I think I covered all the major categories in scrapbook products when I posted several Stash Busting posts. If I missed something and you want to see it, leave me a comment and I'll do what I can.
Now, personally, I don't keep scraps. I'll hold on to a paper if it's 6x12" or bigger, but if I used up all the coordinating paper, it goes to the Kindergarten at the youngest's school. Smaller, in general, gets tossed. I have tried to make cards immediately following a layout and that has mixed results. I've tried to stack up 6x6", or larger, scraps to do a marathon session of card making - this almost never works, unless I'm taking a card class. So, for me and what I know about how I work, scraps just collect dust and thus have no place in my stash.
However, I have wondered how I can make more use of patterned papers while they are in my grasp. So, today it's a sort of stash busting - maybe scrap busting - and I went looking for something I didn't need punches, or die-cutting machines for; both of which I have, but not everyone does. Or I might be too lazy to set up my machine or dig through my punches.
Now, these flowers provide inspiration to transfer to a layout or card. The shapes are easy to create by hand - tear-drops and scallops. Circles can be traced using anything, or free-handed for a cute look. For these, just layer. I like the buttons and the little stitches. Easy-peasy!
Didn't we all learn to make hearts in Kindergarten? Fold paper in half and cut out a tear-drop shape. Oh, sure, there were times the rounded top needed reshaping, but it was totally doable. Transfer that long-learned skill to create these layered heart- shaped flowers. Dig out a couple mini buttons or brads to complete.
I know. It's a circle and you don't have a punch, but surely you can find something small and round to trace: spool of thread, shot glass, half-dollar, votive candle, small bottle of paint. Trace, cut and fold to create these blooms. Think how cute they'd be with vibrant "b sides" to your patterned paper choices. Just a reminder, keep the patterns small,if your blooms are small.
Same idea, here, to create this circle flower. Slightly overlapping the edges creates a wider bloom. Tighten up the overlapping to create a smaller shape. Pop a threaded button in the center and boom.
This can be a totally free-form pattern. Create on leaf pattern and trace. This flower uses six different, yet coordinating, patterns. You can go as big or small as you wish. I like the off-center look of this one, down in the corner of a page, or coming off the center-edge of a layout. The stitching is a nice touch. If it's too tedious for you, ink the edges, fray them or curl them up.

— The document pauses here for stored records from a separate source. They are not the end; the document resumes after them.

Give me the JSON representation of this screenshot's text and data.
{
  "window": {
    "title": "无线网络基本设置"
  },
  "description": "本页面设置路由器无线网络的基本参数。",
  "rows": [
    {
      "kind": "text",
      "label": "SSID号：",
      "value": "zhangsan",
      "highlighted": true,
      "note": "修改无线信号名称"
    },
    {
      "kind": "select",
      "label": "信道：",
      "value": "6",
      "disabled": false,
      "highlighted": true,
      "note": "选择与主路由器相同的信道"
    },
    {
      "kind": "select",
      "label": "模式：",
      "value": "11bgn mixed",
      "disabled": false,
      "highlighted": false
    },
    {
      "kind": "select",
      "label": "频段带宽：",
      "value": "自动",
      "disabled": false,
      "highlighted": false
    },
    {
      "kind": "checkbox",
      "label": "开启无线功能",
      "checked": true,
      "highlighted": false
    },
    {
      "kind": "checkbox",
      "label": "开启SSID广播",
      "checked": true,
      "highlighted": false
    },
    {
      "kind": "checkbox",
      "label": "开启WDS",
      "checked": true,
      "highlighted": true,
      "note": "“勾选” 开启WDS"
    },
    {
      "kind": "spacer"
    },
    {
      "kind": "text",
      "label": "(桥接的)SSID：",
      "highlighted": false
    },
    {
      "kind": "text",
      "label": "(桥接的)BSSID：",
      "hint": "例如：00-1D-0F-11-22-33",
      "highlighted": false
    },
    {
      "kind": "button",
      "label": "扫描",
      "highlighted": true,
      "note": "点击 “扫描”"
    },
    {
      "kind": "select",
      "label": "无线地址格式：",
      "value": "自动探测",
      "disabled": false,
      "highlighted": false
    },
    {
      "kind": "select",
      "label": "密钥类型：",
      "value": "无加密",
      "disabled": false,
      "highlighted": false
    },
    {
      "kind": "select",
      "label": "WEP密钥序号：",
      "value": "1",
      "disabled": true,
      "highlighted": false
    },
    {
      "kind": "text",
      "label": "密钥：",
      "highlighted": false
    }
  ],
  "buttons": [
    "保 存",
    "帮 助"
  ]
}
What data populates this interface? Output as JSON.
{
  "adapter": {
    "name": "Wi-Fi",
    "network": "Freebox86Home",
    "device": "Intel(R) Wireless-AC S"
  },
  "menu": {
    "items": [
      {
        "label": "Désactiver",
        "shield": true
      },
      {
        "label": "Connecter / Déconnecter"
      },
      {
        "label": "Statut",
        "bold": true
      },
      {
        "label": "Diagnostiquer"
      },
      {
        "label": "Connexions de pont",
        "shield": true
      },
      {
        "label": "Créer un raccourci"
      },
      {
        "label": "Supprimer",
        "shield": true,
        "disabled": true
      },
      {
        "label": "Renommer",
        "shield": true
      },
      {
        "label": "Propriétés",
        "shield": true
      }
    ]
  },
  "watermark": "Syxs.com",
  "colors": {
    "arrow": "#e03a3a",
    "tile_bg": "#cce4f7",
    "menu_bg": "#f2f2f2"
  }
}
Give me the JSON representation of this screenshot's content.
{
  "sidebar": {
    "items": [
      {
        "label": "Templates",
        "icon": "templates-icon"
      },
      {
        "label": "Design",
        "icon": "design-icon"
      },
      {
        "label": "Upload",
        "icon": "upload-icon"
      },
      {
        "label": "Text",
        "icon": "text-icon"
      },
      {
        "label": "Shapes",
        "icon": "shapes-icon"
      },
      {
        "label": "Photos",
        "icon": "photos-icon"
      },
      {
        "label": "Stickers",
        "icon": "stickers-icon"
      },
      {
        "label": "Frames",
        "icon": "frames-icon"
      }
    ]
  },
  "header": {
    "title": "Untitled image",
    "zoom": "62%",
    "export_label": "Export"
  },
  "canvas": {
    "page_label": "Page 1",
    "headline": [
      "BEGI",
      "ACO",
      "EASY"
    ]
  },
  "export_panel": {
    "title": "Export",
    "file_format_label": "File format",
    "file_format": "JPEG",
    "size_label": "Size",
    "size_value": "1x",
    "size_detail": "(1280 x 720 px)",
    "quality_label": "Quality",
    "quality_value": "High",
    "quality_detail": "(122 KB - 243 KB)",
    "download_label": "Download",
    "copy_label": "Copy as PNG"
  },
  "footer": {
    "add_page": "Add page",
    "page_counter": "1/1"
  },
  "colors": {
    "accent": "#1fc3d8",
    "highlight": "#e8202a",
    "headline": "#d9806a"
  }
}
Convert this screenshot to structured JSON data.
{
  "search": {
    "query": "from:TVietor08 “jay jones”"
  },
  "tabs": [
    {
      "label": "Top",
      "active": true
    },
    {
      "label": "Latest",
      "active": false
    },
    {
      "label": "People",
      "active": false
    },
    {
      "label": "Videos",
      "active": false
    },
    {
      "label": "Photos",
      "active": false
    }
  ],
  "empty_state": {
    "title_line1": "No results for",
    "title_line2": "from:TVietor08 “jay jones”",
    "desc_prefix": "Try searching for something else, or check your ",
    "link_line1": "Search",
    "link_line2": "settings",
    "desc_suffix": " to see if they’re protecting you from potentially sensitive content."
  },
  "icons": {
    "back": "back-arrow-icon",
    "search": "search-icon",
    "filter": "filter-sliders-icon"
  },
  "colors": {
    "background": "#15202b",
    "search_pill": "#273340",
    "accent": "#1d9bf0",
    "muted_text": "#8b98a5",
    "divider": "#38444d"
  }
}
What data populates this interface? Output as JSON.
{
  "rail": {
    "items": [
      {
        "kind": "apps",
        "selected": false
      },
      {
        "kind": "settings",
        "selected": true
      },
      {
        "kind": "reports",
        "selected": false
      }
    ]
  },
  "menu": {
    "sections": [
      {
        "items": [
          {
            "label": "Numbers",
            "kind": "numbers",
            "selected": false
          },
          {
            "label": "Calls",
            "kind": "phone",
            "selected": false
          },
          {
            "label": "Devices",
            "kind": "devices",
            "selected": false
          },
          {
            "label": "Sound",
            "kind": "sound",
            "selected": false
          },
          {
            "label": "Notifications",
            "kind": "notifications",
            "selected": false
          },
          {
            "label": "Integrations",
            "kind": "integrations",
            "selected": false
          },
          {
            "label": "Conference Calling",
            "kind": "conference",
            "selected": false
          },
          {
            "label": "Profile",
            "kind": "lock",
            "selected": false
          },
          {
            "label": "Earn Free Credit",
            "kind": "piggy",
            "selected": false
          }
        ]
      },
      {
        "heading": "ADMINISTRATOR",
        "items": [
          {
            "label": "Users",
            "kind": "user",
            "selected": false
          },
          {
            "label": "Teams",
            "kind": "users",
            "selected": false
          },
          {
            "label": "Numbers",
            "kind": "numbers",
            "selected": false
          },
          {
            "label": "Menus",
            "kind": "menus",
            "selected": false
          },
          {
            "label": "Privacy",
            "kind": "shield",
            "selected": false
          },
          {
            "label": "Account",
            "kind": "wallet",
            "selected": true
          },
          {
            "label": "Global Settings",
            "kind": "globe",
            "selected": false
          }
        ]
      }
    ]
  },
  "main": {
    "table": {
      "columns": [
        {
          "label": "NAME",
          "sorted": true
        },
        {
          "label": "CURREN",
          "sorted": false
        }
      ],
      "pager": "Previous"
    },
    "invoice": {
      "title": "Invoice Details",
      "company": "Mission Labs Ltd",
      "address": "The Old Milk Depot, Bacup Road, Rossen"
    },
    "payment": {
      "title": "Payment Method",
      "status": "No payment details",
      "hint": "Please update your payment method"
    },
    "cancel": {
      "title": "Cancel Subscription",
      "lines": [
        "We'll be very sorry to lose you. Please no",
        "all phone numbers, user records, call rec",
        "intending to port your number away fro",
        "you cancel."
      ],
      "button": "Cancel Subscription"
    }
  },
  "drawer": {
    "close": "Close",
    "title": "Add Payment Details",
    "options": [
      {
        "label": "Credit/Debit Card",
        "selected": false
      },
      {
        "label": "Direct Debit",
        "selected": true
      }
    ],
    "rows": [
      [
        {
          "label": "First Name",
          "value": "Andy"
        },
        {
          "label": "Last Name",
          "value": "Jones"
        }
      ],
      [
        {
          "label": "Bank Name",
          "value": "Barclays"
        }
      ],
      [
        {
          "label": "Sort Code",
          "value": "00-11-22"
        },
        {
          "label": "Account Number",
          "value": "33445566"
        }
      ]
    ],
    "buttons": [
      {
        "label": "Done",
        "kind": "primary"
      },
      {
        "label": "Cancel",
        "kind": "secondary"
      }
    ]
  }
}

There are a couple ways to make these scallop flowers. The easiest is to get over your fear and free-hand. The second, Google for the shape. The third, layout out six circles to create the shape, and trace the outline. Make them as big or small as you wish. Layer together different sizes and patterns. Finish it off with a stitched a button or attach a brad to the center.
A few more ideas on what to do with that patterned paper while I'm working with it.